Defendants' argument has merit with respect to HPL. No evidence demonstrates that HPL had an express policy of medical deliberate indifference, that HPL had a widespread practice of medical deliberate indifference, or that a person at HPL with final policymaking authority caused the deprivation at issue. HPL is entitled to summary judgment.
By contrast, Adams has presented some evidence suggesting that Wexford had an express policy and/or customarily refused to purchase certain health services for inmates. Adams can show that Defendant Osafo made such representations and that Osafo was knowledgeable of Wexford's policies and customary practices due to his position as medical director. While the evidence is disputed, the Court must resolve the conflict in Adams' favor in the context of this summary judgment motion. Accordingly, as to the health care services vendors, the motion for summary judgment merits granting in part (as to HPL) and denial in part (as to Wexford).
Defendants' motion for summary judgment (Doc. No. 30) is GRANTED in part and DENIED in part as follows.
The motion is granted as to Defendant Feinerman and Defendant HPL on all claims.
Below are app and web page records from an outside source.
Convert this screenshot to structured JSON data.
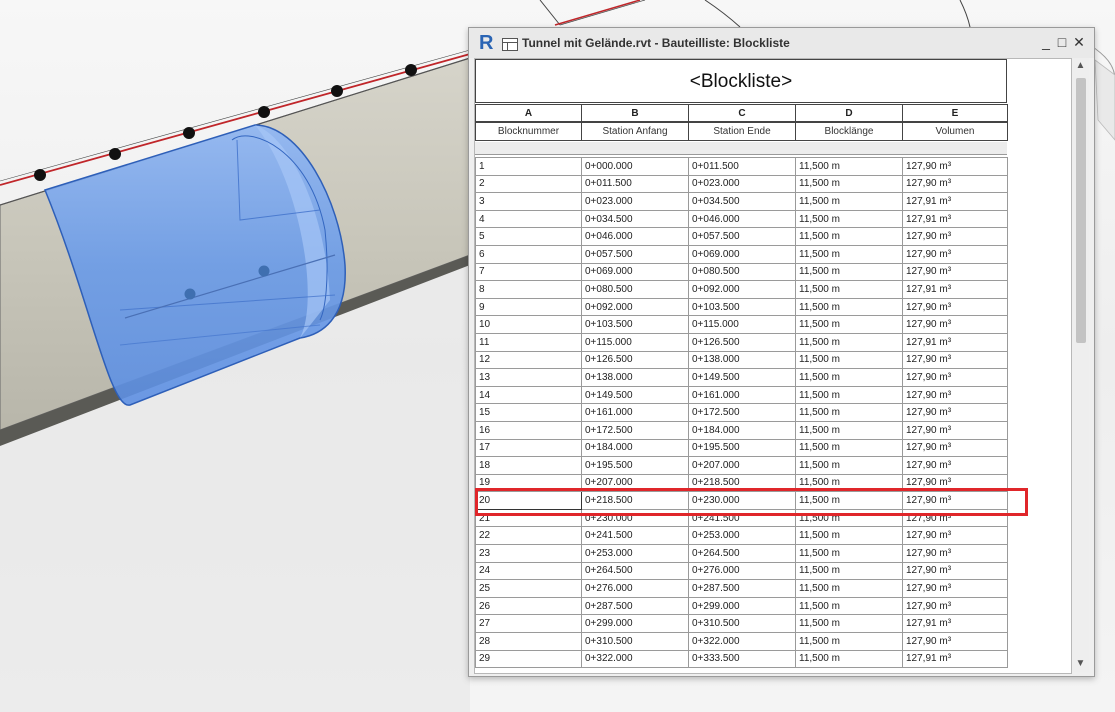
{
  "window": {
    "app_icon": "R",
    "title": "Tunnel mit Gelände.rvt - Bauteilliste: Blockliste",
    "min_glyph": "_",
    "max_glyph": "□",
    "close_glyph": "✕"
  },
  "schedule": {
    "title": "<Blockliste>",
    "column_letters": [
      "A",
      "B",
      "C",
      "D",
      "E"
    ],
    "headers": [
      "Blocknummer",
      "Station Anfang",
      "Station Ende",
      "Blocklänge",
      "Volumen"
    ],
    "rows": [
      [
        "1",
        "0+000.000",
        "0+011.500",
        "11,500 m",
        "127,90 m³"
      ],
      [
        "2",
        "0+011.500",
        "0+023.000",
        "11,500 m",
        "127,90 m³"
      ],
      [
        "3",
        "0+023.000",
        "0+034.500",
        "11,500 m",
        "127,91 m³"
      ],
      [
        "4",
        "0+034.500",
        "0+046.000",
        "11,500 m",
        "127,91 m³"
      ],
      [
        "5",
        "0+046.000",
        "0+057.500",
        "11,500 m",
        "127,90 m³"
      ],
      [
        "6",
        "0+057.500",
        "0+069.000",
        "11,500 m",
        "127,90 m³"
      ],
      [
        "7",
        "0+069.000",
        "0+080.500",
        "11,500 m",
        "127,90 m³"
      ],
      [
        "8",
        "0+080.500",
        "0+092.000",
        "11,500 m",
        "127,91 m³"
      ],
      [
        "9",
        "0+092.000",
        "0+103.500",
        "11,500 m",
        "127,90 m³"
      ],
      [
        "10",
        "0+103.500",
        "0+115.000",
        "11,500 m",
        "127,90 m³"
      ],
      [
        "11",
        "0+115.000",
        "0+126.500",
        "11,500 m",
        "127,91 m³"
      ],
      [
        "12",
        "0+126.500",
        "0+138.000",
        "11,500 m",
        "127,90 m³"
      ],
      [
        "13",
        "0+138.000",
        "0+149.500",
        "11,500 m",
        "127,90 m³"
      ],
      [
        "14",
        "0+149.500",
        "0+161.000",
        "11,500 m",
        "127,90 m³"
      ],
      [
        "15",
        "0+161.000",
        "0+172.500",
        "11,500 m",
        "127,90 m³"
      ],
      [
        "16",
        "0+172.500",
        "0+184.000",
        "11,500 m",
        "127,90 m³"
      ],
      [
        "17",
        "0+184.000",
        "0+195.500",
        "11,500 m",
        "127,90 m³"
      ],
      [
        "18",
        "0+195.500",
        "0+207.000",
        "11,500 m",
        "127,90 m³"
      ],
      [
        "19",
        "0+207.000",
        "0+218.500",
        "11,500 m",
        "127,90 m³"
      ],
      [
        "20",
        "0+218.500",
        "0+230.000",
        "11,500 m",
        "127,90 m³"
      ],
      [
        "21",
        "0+230.000",
        "0+241.500",
        "11,500 m",
        "127,90 m³"
      ],
      [
        "22",
        "0+241.500",
        "0+253.000",
        "11,500 m",
        "127,90 m³"
      ],
      [
        "23",
        "0+253.000",
        "0+264.500",
        "11,500 m",
        "127,90 m³"
      ],
      [
        "24",
        "0+264.500",
        "0+276.000",
        "11,500 m",
        "127,90 m³"
      ],
      [
        "25",
        "0+276.000",
        "0+287.500",
        "11,500 m",
        "127,90 m³"
      ],
      [
        "26",
        "0+287.500",
        "0+299.000",
        "11,500 m",
        "127,90 m³"
      ],
      [
        "27",
        "0+299.000",
        "0+310.500",
        "11,500 m",
        "127,91 m³"
      ],
      [
        "28",
        "0+310.500",
        "0+322.000",
        "11,500 m",
        "127,90 m³"
      ],
      [
        "29",
        "0+322.000",
        "0+333.500",
        "11,500 m",
        "127,91 m³"
      ]
    ]
  },
  "scrollbar": {
    "up_glyph": "▲",
    "down_glyph": "▼"
  },
  "colors": {
    "selection_block": "#7aa7ef",
    "highlight_frame": "#e0262a",
    "alignment_line": "#c0262a",
    "tunnel_shell": "#c9c7bc"
  }
}
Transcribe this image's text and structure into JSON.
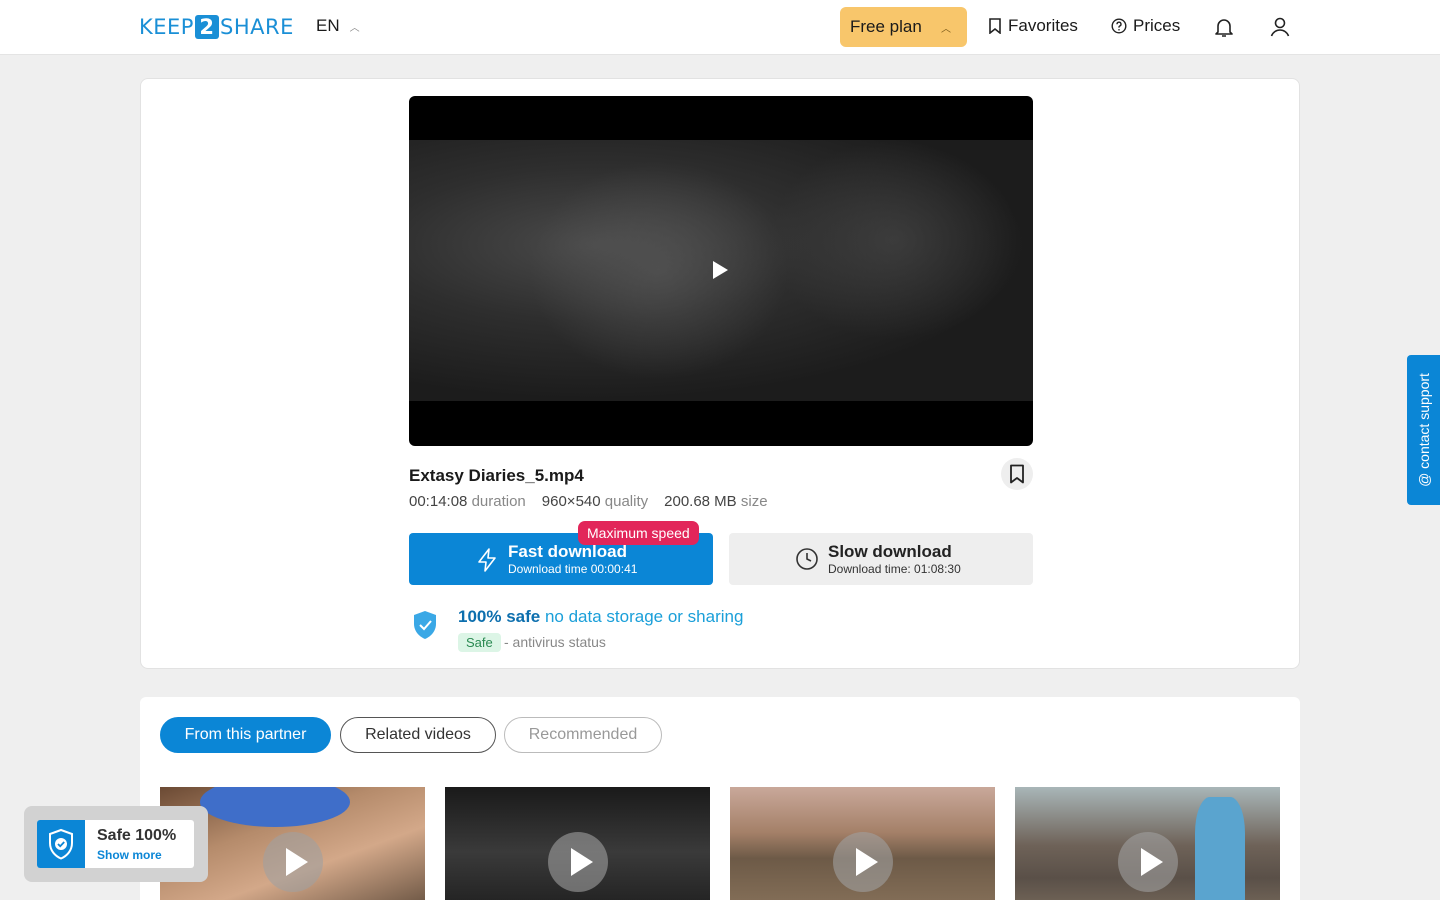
{
  "header": {
    "logo_left": "KEEP",
    "logo_mid": "2",
    "logo_right": "SHARE",
    "lang": "EN",
    "plan": "Free plan",
    "favorites": "Favorites",
    "prices": "Prices"
  },
  "file": {
    "name": "Extasy Diaries_5.mp4",
    "duration": "00:14:08",
    "duration_label": "duration",
    "quality": "960×540",
    "quality_label": "quality",
    "size": "200.68 MB",
    "size_label": "size"
  },
  "download": {
    "fast_title": "Fast download",
    "fast_time": "Download time 00:00:41",
    "badge": "Maximum speed",
    "slow_title": "Slow download",
    "slow_time": "Download time: 01:08:30"
  },
  "safety": {
    "strong": "100% safe",
    "text": " no data storage or sharing",
    "badge": "Safe",
    "status": "- antivirus status"
  },
  "tabs": [
    "From this partner",
    "Related videos",
    "Recommended"
  ],
  "support": "@ contact support",
  "widget": {
    "title": "Safe 100%",
    "link": "Show more"
  },
  "colors": {
    "accent": "#0b86d6",
    "plan": "#f8c66b",
    "badge": "#e2265a"
  }
}
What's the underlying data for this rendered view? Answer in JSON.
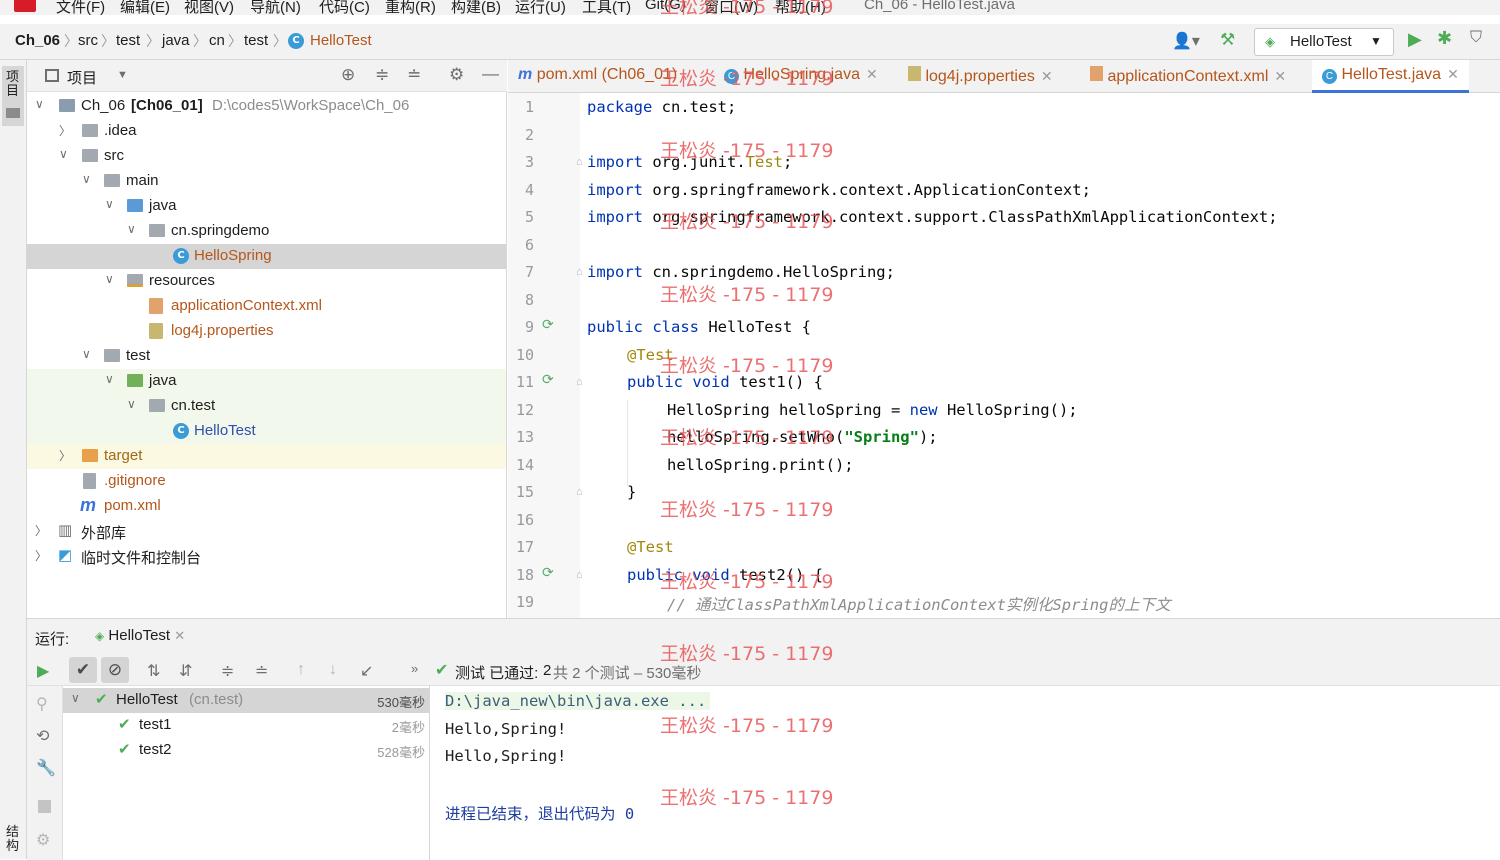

No genuine issues of fact remain, and these two Defendants are entitled to judgment as a matter of law. At the close of this case, the Clerk of Court shall enter judgment in favor of Defendant Feinerman and Defendant Wexford and against Plaintiff Adams on all claims.
The motion is further granted as to Defendant Osafo and Defendant Wexford on Adams' claims relating to the leg ailments. Again, as to these claims, no genuine issues of fact remain and Defendants are entitled to judgment as a matter of law. Thus, at the close of the case, the Clerk of Court shall enter judgment in favor of Defendants Osafo and Wexford and against Plaintiff Adams on the all claims relating to Adams' leg ailment -- i.e., on all claims other than the deliberate indifference claims relating to the treatment of Adams' hernia in July and August 2007.
Therefore, the motion is denied only as to Adams' claim of deliberate indifference relating to Dr. Osafo and Wexford's treatment of his serious medical need for hernia repair surgery in July and August 2007. Those claims remain for trial. Any future pleadings (including the Final Pretrial Order) shall include the style of the case as John K. Adams, Plaintiff, v. Seth K. Osafo and Wexford Health Sources, Inc., Defendants.
The final pretrial conference will proceed at 10:00 am on February 5, 2010 in East St. Louis before the undersigned Judge. Counsel shall email a signed, joint final pretrial order to the undersigned's proposed document inbox no later than 3:00 pm on Wednesday, February 3, 2010 at MJRpd@ilsd.uscourts.gov.
Important information regarding exhibit lists, witness lists, and other pretrial matters is contained on the undersigned Judge's web page, part of the District Court website at www.ilsd.uscourts.gov.
This case is set for trial at 9:00 a.m. on Monday, March 1, 2010. Proposed jury instructions shall be provided to the undersigned Judge's law clerk (not e-filed but provided in paper form via mail or hand-delivery marked "ATTN: Sheila" and using the format described on the web page) no later than 4 p.m. on February 24, 2010. The undersigned Judge uses approved pattern jury instructions -- 7th Circuit, Civil -- whenever possible.
IT IS SO ORDERED.
MICHAEL J. REAGAN UNITED STATES DISTRICT JUDGE